▼
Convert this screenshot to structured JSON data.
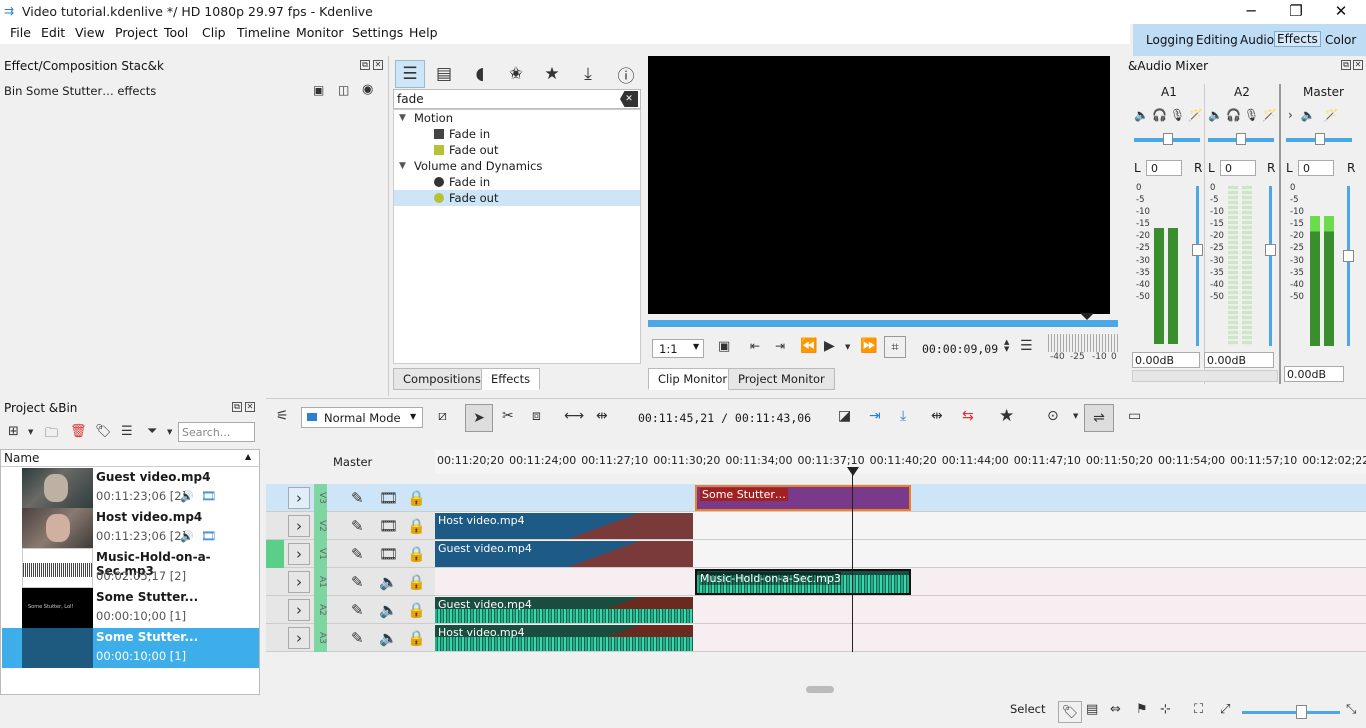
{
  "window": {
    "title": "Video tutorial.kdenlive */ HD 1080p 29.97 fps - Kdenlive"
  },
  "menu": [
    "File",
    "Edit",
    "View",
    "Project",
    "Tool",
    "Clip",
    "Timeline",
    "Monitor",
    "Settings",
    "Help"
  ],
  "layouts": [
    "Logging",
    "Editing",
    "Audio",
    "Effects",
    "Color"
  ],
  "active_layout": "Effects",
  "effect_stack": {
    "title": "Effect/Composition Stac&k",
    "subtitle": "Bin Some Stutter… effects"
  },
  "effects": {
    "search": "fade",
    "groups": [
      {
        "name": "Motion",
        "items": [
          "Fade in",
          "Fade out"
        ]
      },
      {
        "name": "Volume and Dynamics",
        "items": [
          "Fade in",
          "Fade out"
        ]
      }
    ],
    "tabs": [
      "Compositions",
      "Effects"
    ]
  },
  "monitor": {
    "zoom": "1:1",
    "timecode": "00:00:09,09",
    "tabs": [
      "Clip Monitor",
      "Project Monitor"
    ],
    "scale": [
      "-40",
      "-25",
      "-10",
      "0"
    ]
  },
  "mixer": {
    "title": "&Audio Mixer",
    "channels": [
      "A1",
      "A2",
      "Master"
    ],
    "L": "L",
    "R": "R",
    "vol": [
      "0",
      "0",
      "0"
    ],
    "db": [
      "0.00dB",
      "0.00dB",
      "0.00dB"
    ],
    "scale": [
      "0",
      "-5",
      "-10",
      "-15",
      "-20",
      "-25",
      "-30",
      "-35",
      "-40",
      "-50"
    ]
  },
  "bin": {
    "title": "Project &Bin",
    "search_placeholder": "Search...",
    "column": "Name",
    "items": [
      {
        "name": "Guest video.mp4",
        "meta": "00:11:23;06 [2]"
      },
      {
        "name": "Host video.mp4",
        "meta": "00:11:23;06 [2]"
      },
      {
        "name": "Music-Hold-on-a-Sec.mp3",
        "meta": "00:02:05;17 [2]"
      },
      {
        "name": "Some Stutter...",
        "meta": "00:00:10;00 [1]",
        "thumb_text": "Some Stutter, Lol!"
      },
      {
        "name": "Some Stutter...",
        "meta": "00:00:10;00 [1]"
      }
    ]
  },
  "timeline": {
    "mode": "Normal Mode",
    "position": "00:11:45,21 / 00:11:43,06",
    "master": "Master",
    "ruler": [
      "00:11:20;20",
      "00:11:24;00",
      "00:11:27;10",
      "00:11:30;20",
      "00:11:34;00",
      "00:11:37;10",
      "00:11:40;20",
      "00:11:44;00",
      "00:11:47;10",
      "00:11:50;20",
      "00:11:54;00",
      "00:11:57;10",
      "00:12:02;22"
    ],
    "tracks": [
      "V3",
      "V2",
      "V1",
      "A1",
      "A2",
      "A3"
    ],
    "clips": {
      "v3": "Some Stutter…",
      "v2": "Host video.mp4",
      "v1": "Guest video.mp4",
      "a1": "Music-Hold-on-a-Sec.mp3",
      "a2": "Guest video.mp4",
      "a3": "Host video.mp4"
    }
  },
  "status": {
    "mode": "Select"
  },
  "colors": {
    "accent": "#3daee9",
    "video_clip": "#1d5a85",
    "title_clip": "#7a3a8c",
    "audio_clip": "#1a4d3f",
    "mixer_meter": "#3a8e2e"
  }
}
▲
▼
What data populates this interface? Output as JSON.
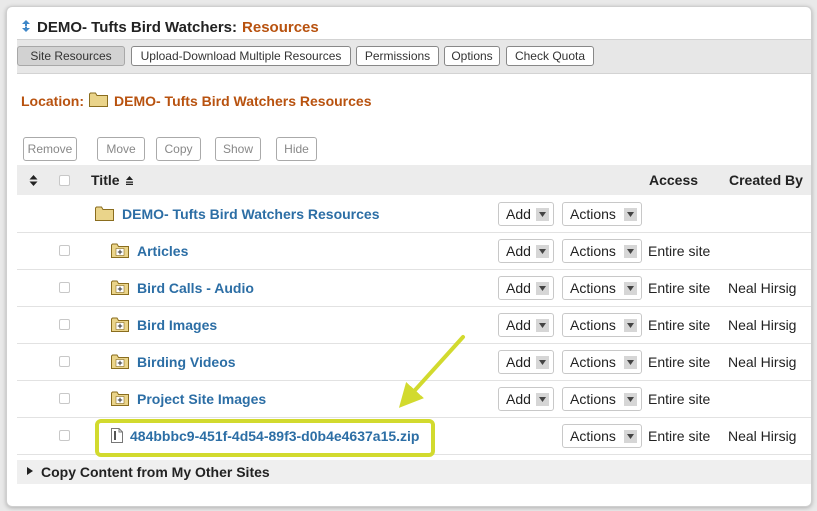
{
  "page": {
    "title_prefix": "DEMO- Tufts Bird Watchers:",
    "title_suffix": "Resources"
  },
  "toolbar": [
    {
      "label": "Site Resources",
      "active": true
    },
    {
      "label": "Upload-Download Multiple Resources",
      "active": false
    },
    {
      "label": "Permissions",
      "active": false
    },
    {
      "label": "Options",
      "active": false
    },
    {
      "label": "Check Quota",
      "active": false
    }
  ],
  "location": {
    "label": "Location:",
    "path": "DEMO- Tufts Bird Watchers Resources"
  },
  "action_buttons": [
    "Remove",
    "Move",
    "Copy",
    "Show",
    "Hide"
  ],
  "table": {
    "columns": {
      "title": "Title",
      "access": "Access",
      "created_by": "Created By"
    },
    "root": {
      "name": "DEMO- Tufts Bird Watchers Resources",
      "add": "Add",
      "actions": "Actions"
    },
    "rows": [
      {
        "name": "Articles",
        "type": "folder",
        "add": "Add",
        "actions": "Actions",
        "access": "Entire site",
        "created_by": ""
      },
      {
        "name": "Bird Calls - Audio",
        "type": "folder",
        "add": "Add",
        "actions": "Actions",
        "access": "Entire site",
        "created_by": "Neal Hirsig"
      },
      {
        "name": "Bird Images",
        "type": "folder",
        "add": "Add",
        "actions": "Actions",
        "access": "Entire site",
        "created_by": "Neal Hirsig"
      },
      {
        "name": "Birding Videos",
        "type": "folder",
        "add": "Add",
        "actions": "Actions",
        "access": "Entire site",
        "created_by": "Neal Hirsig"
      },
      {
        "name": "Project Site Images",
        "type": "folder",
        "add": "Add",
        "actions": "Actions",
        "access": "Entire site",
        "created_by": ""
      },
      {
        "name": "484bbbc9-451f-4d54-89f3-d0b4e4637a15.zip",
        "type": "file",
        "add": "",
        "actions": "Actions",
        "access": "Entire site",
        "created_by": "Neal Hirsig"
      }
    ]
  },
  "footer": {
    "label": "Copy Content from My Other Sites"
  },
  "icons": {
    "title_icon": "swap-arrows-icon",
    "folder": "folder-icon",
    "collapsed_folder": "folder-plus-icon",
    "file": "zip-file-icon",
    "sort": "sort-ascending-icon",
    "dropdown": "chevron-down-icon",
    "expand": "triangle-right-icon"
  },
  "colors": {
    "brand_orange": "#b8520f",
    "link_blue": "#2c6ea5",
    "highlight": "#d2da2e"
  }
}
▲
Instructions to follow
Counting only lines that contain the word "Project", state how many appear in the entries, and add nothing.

Task solution
4